Eric Reid thinks he is entitled. He is entitled to a job of his choosing. He is entitled to criticize those who would employ him in that job. He is entitled to criticize the industry that makes his job possible. He is entitled to criticize the customers that pay money to that industry. He is entitled to criticize the advertisers that pay money to reach those customers. He is entitled to say whatever he wants, about whatever he wants, and to demand everyone else shut up about it.
Just who is Eric Reid? No one really. Just one of thousands of workers in an industry that has hundreds of thousands of applicants for the few open positions available. An industry for which the outward facing workers have a average career of two and a half years. Eric Reid has doubled that tenure for himself and is now available for hire. Employers are hiring available candidates. Except no one is calling him.
Eric Reid is the top free agent cornerback available for employment in the National Football League. He is also an anthem-disrespecter who likes to kneel during the anthem to show solidarity for other unemployed top free agents like Colin Kaepernick. Reid and Kaepernick are protesting systemic police brutality and continuing discrimination against African-Americans in specific and minorities in general. That is certainly their right and a cause for which most with empathize, albeit not in the manner for which it is being protested. But which does Reid want to be? Is it professional football cornerback or anthem-disrepecter? Reid says he gets to be both. But no one is calling.
Still, it is early in the 2018 free agency period. NFL teams want to win and they want to make money. Both are tied together. Anthem protests mean less money. But losing means even less money. Reid might be the missing piece for a secondary on a playoff-bubble team that tips the scales from embarrassing off-season to Super Bowl contender. So will the extra win manufactured by a Reid interception during a 16 game season tilt the scales in favor of his hiring? Maybe. Teams can also try to develop one of several hundred drafted and free agent alternatives at cornerback and safety instead. As the New England Patriots have demonstrated over and over, there is always another Malcolm Butler out there to be discovered.
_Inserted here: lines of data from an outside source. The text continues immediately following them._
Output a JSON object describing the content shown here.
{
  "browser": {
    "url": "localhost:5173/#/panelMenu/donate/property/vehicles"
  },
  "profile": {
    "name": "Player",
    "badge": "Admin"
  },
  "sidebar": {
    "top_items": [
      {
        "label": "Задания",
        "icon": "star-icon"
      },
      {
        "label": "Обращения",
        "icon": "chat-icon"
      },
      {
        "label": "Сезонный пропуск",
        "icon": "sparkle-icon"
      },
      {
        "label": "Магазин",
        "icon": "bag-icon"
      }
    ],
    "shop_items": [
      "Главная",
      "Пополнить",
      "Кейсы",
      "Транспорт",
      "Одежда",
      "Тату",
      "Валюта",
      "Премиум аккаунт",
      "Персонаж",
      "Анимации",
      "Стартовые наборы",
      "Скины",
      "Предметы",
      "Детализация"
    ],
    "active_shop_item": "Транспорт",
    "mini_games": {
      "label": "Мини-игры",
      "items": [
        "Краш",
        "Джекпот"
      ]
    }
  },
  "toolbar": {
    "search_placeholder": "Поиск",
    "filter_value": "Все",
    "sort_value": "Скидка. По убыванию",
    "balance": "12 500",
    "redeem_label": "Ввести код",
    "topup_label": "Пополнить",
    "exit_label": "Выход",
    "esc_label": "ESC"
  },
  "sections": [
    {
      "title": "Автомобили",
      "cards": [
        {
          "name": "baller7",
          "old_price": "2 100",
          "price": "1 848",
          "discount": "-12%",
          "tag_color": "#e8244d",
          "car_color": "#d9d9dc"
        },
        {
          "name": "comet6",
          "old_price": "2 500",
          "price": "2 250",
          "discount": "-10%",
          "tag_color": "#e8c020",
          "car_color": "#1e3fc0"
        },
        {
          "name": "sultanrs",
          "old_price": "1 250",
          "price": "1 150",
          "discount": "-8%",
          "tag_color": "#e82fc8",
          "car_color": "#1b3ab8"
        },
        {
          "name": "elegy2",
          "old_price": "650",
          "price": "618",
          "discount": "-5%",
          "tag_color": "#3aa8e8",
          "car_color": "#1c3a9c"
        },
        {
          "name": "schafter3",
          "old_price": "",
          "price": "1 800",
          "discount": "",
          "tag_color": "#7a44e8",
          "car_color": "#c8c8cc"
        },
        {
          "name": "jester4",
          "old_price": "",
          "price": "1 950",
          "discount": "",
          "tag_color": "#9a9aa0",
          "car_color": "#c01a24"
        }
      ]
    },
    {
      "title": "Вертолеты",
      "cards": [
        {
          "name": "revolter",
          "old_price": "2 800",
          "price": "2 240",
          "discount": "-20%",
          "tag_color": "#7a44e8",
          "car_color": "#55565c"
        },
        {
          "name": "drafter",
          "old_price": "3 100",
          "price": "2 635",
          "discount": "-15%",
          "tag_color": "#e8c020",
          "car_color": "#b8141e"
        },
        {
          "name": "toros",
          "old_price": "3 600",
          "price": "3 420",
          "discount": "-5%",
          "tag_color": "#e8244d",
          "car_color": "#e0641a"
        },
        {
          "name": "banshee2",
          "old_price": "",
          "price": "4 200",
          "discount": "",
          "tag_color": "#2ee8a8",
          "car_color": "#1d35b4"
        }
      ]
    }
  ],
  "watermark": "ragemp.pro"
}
In the meantime Reid tweets his displeasure at not getting any phone calls. The owners are at fault for not wanting an anthem-disrespecter, he tweets. No comments about how he is at the top of his craft. No tweets about how his past performance and current conditioning should make it impossible for teams to overloook him. No tweets about how lucky he has been to be one of the few chosen to practice his craft at the highest level and how he would consider it an honor to continue for the team that shares his values and work ethic.
Reid will get a call eventually to join training camp at some team in exchange for an incentive laden and a cosmetically impressive contract with no or minimal guarantees. This will be crow difficult to eat and swallow, especially for Reid, who thinks he is entitled. He isn’t.